→ What you will do
Using the entries below, show all lines with the string "icon".

Start of Data for this task

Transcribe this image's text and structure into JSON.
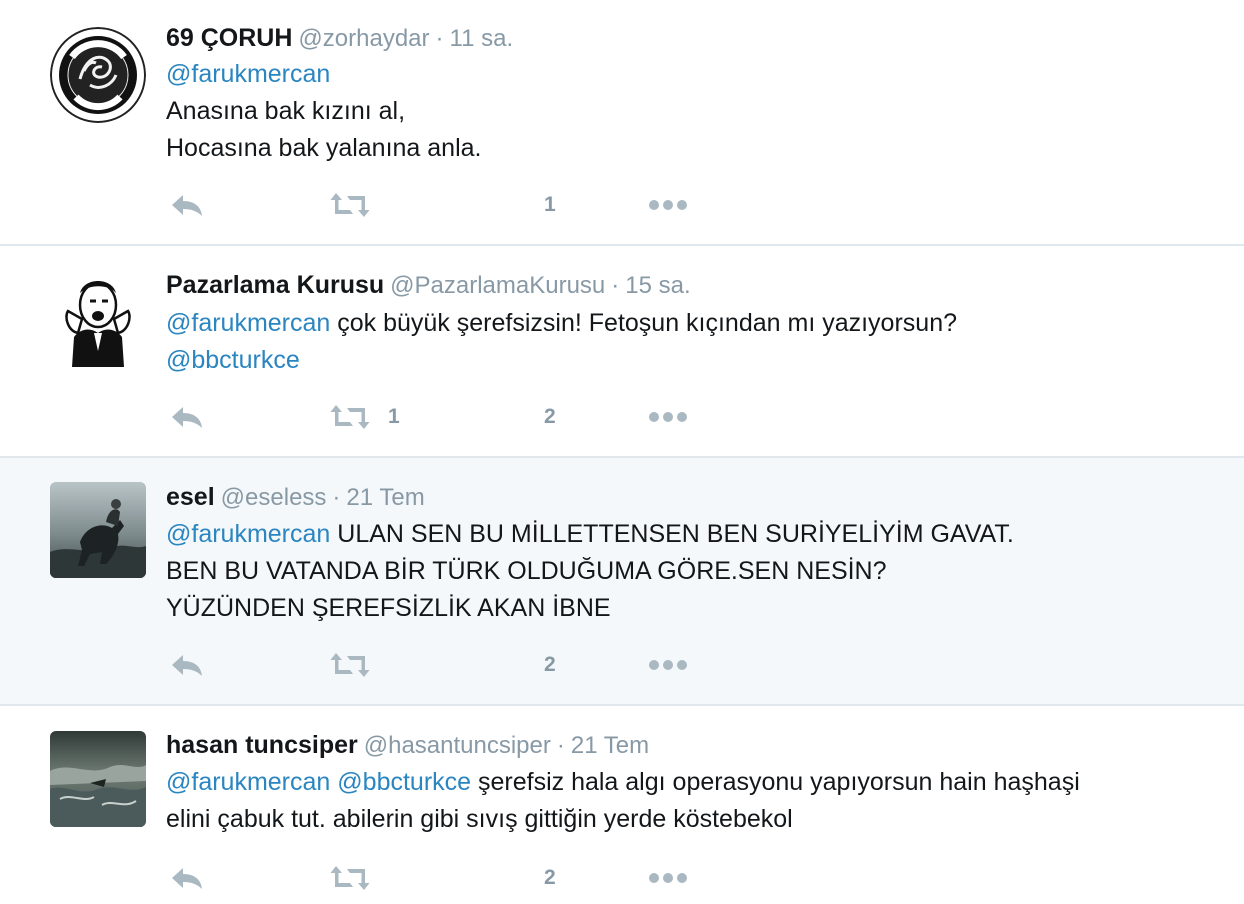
{
  "tweets": [
    {
      "name": "69 ÇORUH",
      "handle": "@zorhaydar",
      "separator": "·",
      "time": "11 sa.",
      "lines": [
        [
          {
            "text": "@farukmercan",
            "mention": true
          }
        ],
        [
          {
            "text": "Anasına bak kızını al,",
            "mention": false
          }
        ],
        [
          {
            "text": "Hocasına bak yalanına anla.",
            "mention": false
          }
        ]
      ],
      "retweet_count": "",
      "like_count": "1",
      "avatar": "osmanli-torunu-seal-icon",
      "highlighted": false
    },
    {
      "name": "Pazarlama Kurusu",
      "handle": "@PazarlamaKurusu",
      "separator": "·",
      "time": "15 sa.",
      "lines": [
        [
          {
            "text": "@farukmercan",
            "mention": true
          },
          {
            "text": " çok büyük şerefsizsin!  Fetoşun kıçından mı yazıyorsun?",
            "mention": false
          }
        ],
        [
          {
            "text": "@bbcturkce",
            "mention": true
          }
        ]
      ],
      "retweet_count": "1",
      "like_count": "2",
      "avatar": "shouting-man-sketch-icon",
      "highlighted": false
    },
    {
      "name": "esel",
      "handle": "@eseless",
      "separator": "·",
      "time": "21 Tem",
      "lines": [
        [
          {
            "text": "@farukmercan",
            "mention": true
          },
          {
            "text": " ULAN SEN BU MİLLETTENSEN BEN SURİYELİYİM GAVAT.",
            "mention": false
          }
        ],
        [
          {
            "text": "BEN BU VATANDA BİR TÜRK OLDUĞUMA GÖRE.SEN NESİN?",
            "mention": false
          }
        ],
        [
          {
            "text": "YÜZÜNDEN ŞEREFSİZLİK AKAN İBNE",
            "mention": false
          }
        ]
      ],
      "retweet_count": "",
      "like_count": "2",
      "avatar": "horseman-photo-icon",
      "highlighted": true
    },
    {
      "name": "hasan tuncsiper",
      "handle": "@hasantuncsiper",
      "separator": "·",
      "time": "21 Tem",
      "lines": [
        [
          {
            "text": "@farukmercan",
            "mention": true
          },
          {
            "text": " ",
            "mention": false
          },
          {
            "text": "@bbcturkce",
            "mention": true
          },
          {
            "text": " şerefsiz hala algı operasyonu yapıyorsun hain haşhaşi",
            "mention": false
          }
        ],
        [
          {
            "text": "elini çabuk tut. abilerin gibi sıvış gittiğin yerde köstebekol",
            "mention": false
          }
        ]
      ],
      "retweet_count": "",
      "like_count": "2",
      "avatar": "stormy-sea-photo-icon",
      "highlighted": false
    }
  ],
  "colors": {
    "mention": "#2a85c0",
    "meta": "#8899a6",
    "highlight_bg": "#f5f8fa",
    "divider": "#e1e8ed",
    "icon": "#aab8c2"
  }
}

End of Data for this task

→ Written response
      "avatar": "osmanli-torunu-seal-icon",
      "avatar": "shouting-man-sketch-icon",
      "avatar": "horseman-photo-icon",
      "avatar": "stormy-sea-photo-icon",
    "icon": "#aab8c2"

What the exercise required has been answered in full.